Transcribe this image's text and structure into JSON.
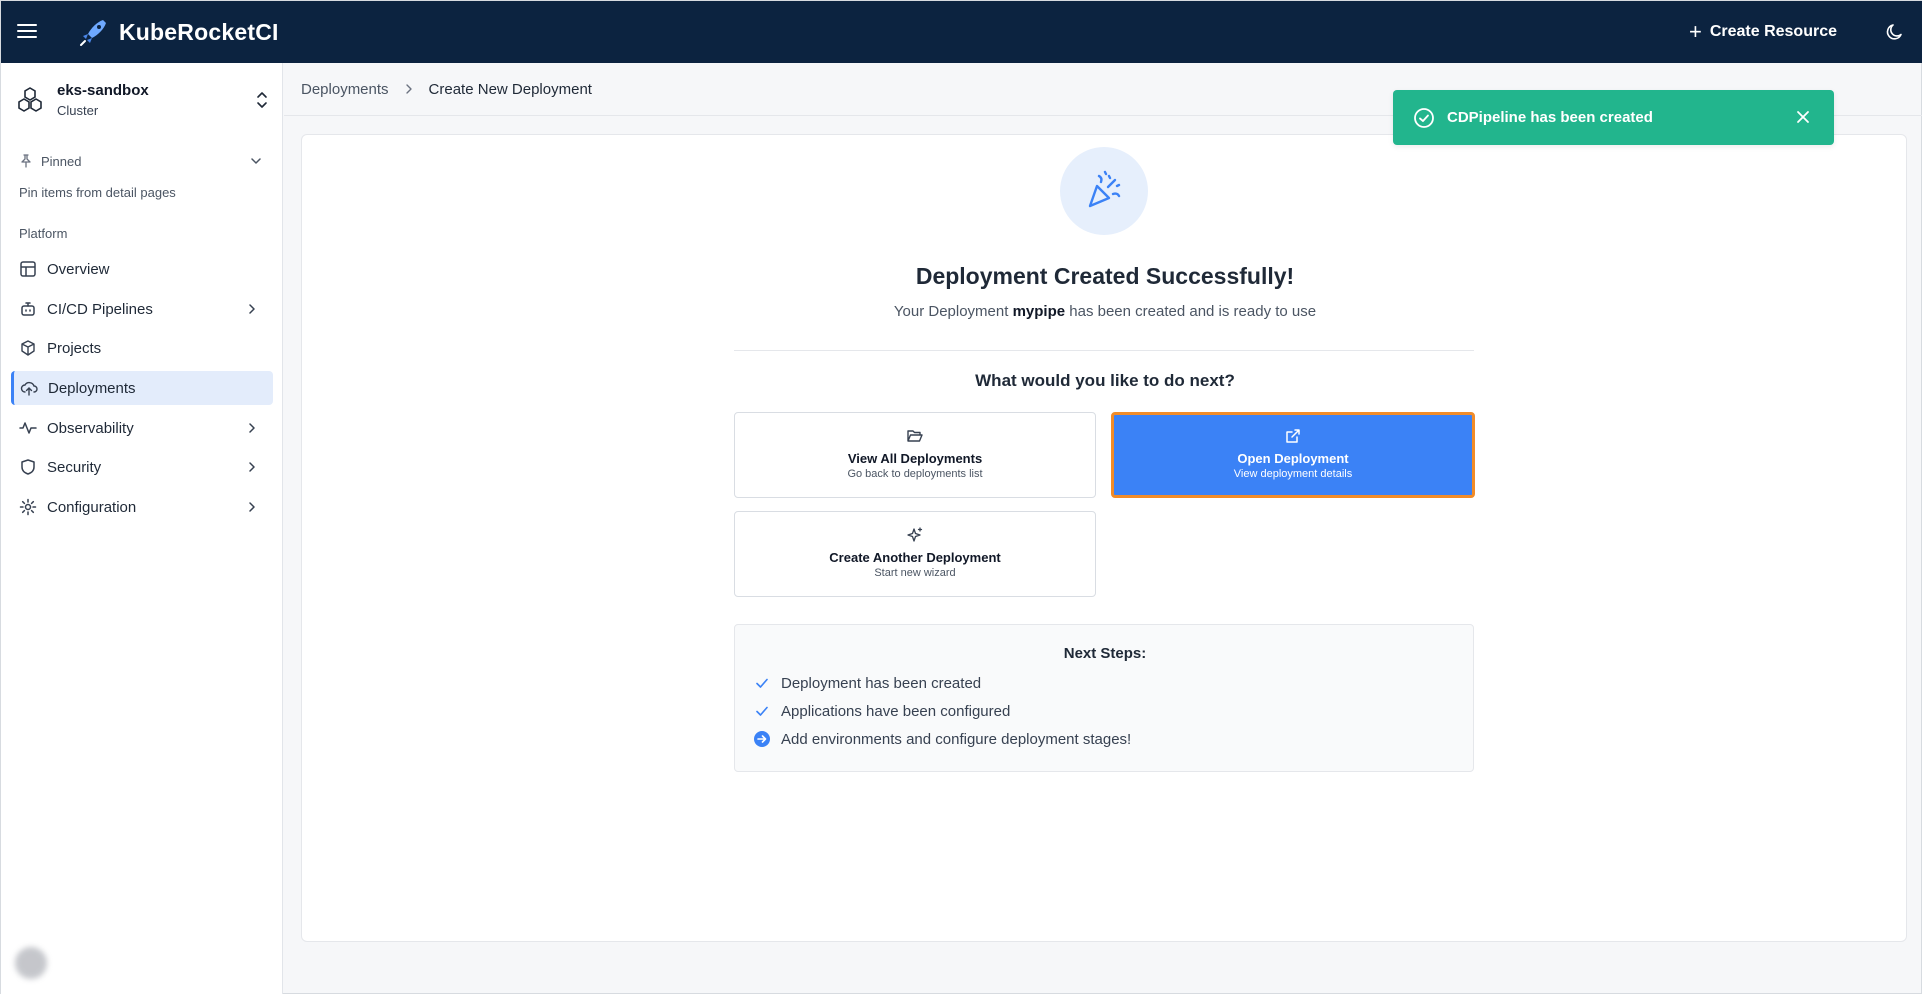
{
  "app": {
    "name": "KubeRocketCI",
    "create_resource_label": "Create Resource"
  },
  "cluster": {
    "name": "eks-sandbox",
    "type": "Cluster"
  },
  "sidebar": {
    "pinned_label": "Pinned",
    "pinned_hint": "Pin items from detail pages",
    "section_label": "Platform",
    "items": [
      {
        "label": "Overview",
        "icon": "layout-icon",
        "has_children": false
      },
      {
        "label": "CI/CD Pipelines",
        "icon": "bot-icon",
        "has_children": true
      },
      {
        "label": "Projects",
        "icon": "box-icon",
        "has_children": false
      },
      {
        "label": "Deployments",
        "icon": "cloud-upload-icon",
        "has_children": false,
        "active": true
      },
      {
        "label": "Observability",
        "icon": "activity-icon",
        "has_children": true
      },
      {
        "label": "Security",
        "icon": "shield-icon",
        "has_children": true
      },
      {
        "label": "Configuration",
        "icon": "gear-icon",
        "has_children": true
      }
    ]
  },
  "breadcrumb": {
    "parent": "Deployments",
    "current": "Create New Deployment"
  },
  "success": {
    "title": "Deployment Created Successfully!",
    "sub_prefix": "Your Deployment",
    "deployment_name": "mypipe",
    "sub_suffix": "has been created and is ready to use",
    "next_question": "What would you like to do next?"
  },
  "actions": {
    "view_all": {
      "title": "View All Deployments",
      "subtitle": "Go back to deployments list",
      "icon": "folder-open-icon"
    },
    "open": {
      "title": "Open Deployment",
      "subtitle": "View deployment details",
      "icon": "external-link-icon"
    },
    "create_another": {
      "title": "Create Another Deployment",
      "subtitle": "Start new wizard",
      "icon": "sparkles-icon"
    }
  },
  "next_steps": {
    "title": "Next Steps:",
    "items": [
      {
        "text": "Deployment has been created",
        "status": "done"
      },
      {
        "text": "Applications have been configured",
        "status": "done"
      },
      {
        "text": "Add environments and configure deployment stages!",
        "status": "next"
      }
    ]
  },
  "toast": {
    "message": "CDPipeline has been created"
  },
  "colors": {
    "topbar": "#0c2340",
    "accent": "#3b82f6",
    "toast": "#22b58d",
    "focus_outline": "#f28c28"
  }
}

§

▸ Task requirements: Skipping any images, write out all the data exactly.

▸ Response below:
Transcribe this image's text and structure into JSON.
{
  "app": {
    "name": "KubeRocketCI",
    "create_resource_label": "Create Resource"
  },
  "cluster": {
    "name": "eks-sandbox",
    "type": "Cluster"
  },
  "sidebar": {
    "pinned_label": "Pinned",
    "pinned_hint": "Pin items from detail pages",
    "section_label": "Platform",
    "items": [
      {
        "label": "Overview",
        "icon": "layout-icon",
        "has_children": false
      },
      {
        "label": "CI/CD Pipelines",
        "icon": "bot-icon",
        "has_children": true
      },
      {
        "label": "Projects",
        "icon": "box-icon",
        "has_children": false
      },
      {
        "label": "Deployments",
        "icon": "cloud-upload-icon",
        "has_children": false,
        "active": true
      },
      {
        "label": "Observability",
        "icon": "activity-icon",
        "has_children": true
      },
      {
        "label": "Security",
        "icon": "shield-icon",
        "has_children": true
      },
      {
        "label": "Configuration",
        "icon": "gear-icon",
        "has_children": true
      }
    ]
  },
  "breadcrumb": {
    "parent": "Deployments",
    "current": "Create New Deployment"
  },
  "success": {
    "title": "Deployment Created Successfully!",
    "sub_prefix": "Your Deployment",
    "deployment_name": "mypipe",
    "sub_suffix": "has been created and is ready to use",
    "next_question": "What would you like to do next?"
  },
  "actions": {
    "view_all": {
      "title": "View All Deployments",
      "subtitle": "Go back to deployments list",
      "icon": "folder-open-icon"
    },
    "open": {
      "title": "Open Deployment",
      "subtitle": "View deployment details",
      "icon": "external-link-icon"
    },
    "create_another": {
      "title": "Create Another Deployment",
      "subtitle": "Start new wizard",
      "icon": "sparkles-icon"
    }
  },
  "next_steps": {
    "title": "Next Steps:",
    "items": [
      {
        "text": "Deployment has been created",
        "status": "done"
      },
      {
        "text": "Applications have been configured",
        "status": "done"
      },
      {
        "text": "Add environments and configure deployment stages!",
        "status": "next"
      }
    ]
  },
  "toast": {
    "message": "CDPipeline has been created"
  },
  "colors": {
    "topbar": "#0c2340",
    "accent": "#3b82f6",
    "toast": "#22b58d",
    "focus_outline": "#f28c28"
  }
}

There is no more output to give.